Please watch out for Guardian film made last December about “Alternative Rite of Passage” ceremony in Pokot, Kenya where our project is currently based. This film has been “adopted” by Christian Aid as part of a series of 6 films looking at root causes and symptoms of poverty. It comes out on April 18th. We will however post it on our website and facebook page.

The “Alternative” ceremony was hugely successful as shows in the film. 175 girls participated in a week of seminars culminating in day of celebration with songs, dances, drama, poems, speeches! Truly wonderful! Thanks again to everyone who helped in any way big osr small to make it such a success.

Another major success followed on from December’s “Alternative” ceremony. 2000 people turned out in the village of Ortum, Central Pokot to celebrate “International Zero Tolerance to FGM” day on Feb.6th this year.! People are so ready to change and just need support to spread the word around their communities.

The “Self Help” group in the film has now become a community based organisation, (CBO). The membership has grown rapidly and is forming into smaller groups to reach further afield in Pokot.
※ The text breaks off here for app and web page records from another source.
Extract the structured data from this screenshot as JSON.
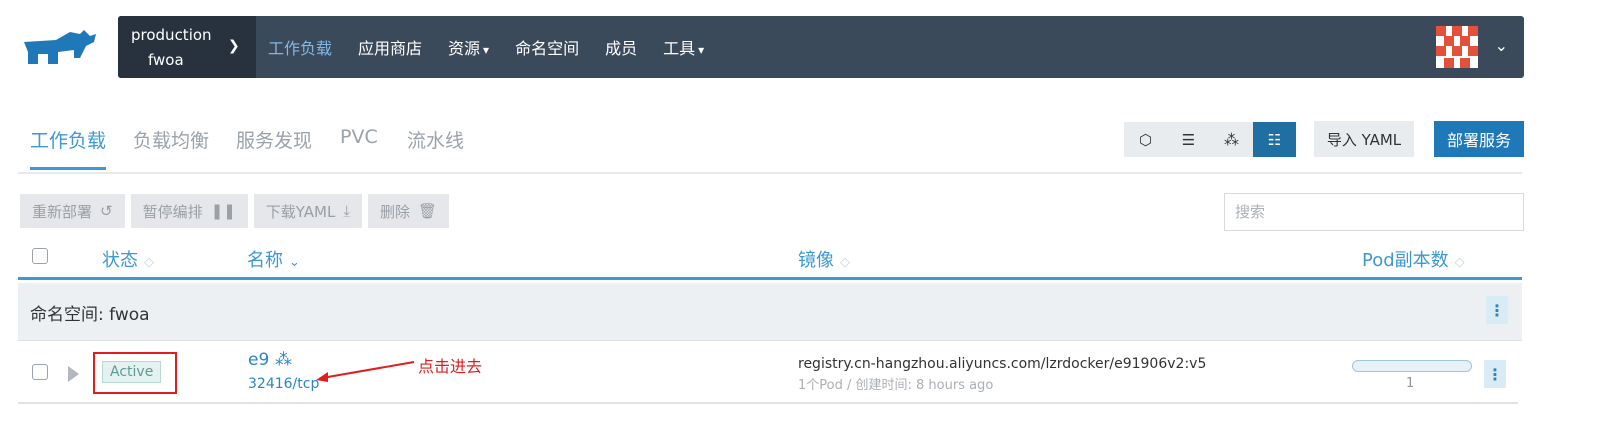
{
  "header": {
    "cluster": "production",
    "project": "fwoa",
    "nav": [
      {
        "label": "工作负载",
        "active": true,
        "dropdown": false
      },
      {
        "label": "应用商店",
        "active": false,
        "dropdown": false
      },
      {
        "label": "资源",
        "active": false,
        "dropdown": true
      },
      {
        "label": "命名空间",
        "active": false,
        "dropdown": false
      },
      {
        "label": "成员",
        "active": false,
        "dropdown": false
      },
      {
        "label": "工具",
        "active": false,
        "dropdown": true
      }
    ]
  },
  "subtabs": [
    "工作负载",
    "负载均衡",
    "服务发现",
    "PVC",
    "流水线"
  ],
  "view_buttons": [
    "cube-icon",
    "list-icon",
    "nodes-icon",
    "tree-list-icon"
  ],
  "buttons": {
    "import_yaml": "导入 YAML",
    "deploy": "部署服务"
  },
  "actions": [
    {
      "label": "重新部署",
      "icon": "redeploy-icon",
      "glyph": "↺"
    },
    {
      "label": "暂停编排",
      "icon": "pause-icon",
      "glyph": "❚❚"
    },
    {
      "label": "下载YAML",
      "icon": "download-icon",
      "glyph": "⤓"
    },
    {
      "label": "删除",
      "icon": "trash-icon",
      "glyph": "🗑"
    }
  ],
  "search": {
    "placeholder": "搜索",
    "value": ""
  },
  "columns": {
    "state": "状态",
    "name": "名称",
    "image": "镜像",
    "pods": "Pod副本数"
  },
  "group": {
    "label": "命名空间: fwoa"
  },
  "row": {
    "state": "Active",
    "name": "e9",
    "port": "32416/tcp",
    "annotation": "点击进去",
    "image": "registry.cn-hangzhou.aliyuncs.com/lzrdocker/e91906v2:v5",
    "meta": "1个Pod / 创建时间: 8 hours ago",
    "pod_count": "1",
    "pod_fraction": 1.0
  },
  "colors": {
    "nav_bg": "#3b4a5b",
    "accent": "#3d98d3",
    "primary_button": "#1f78b8",
    "annotation": "#e21d1d"
  }
}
The prevalence of FGM remains very high in the remoter, more rural areas where education has not yet reached. A problem of marginalisation and poverty!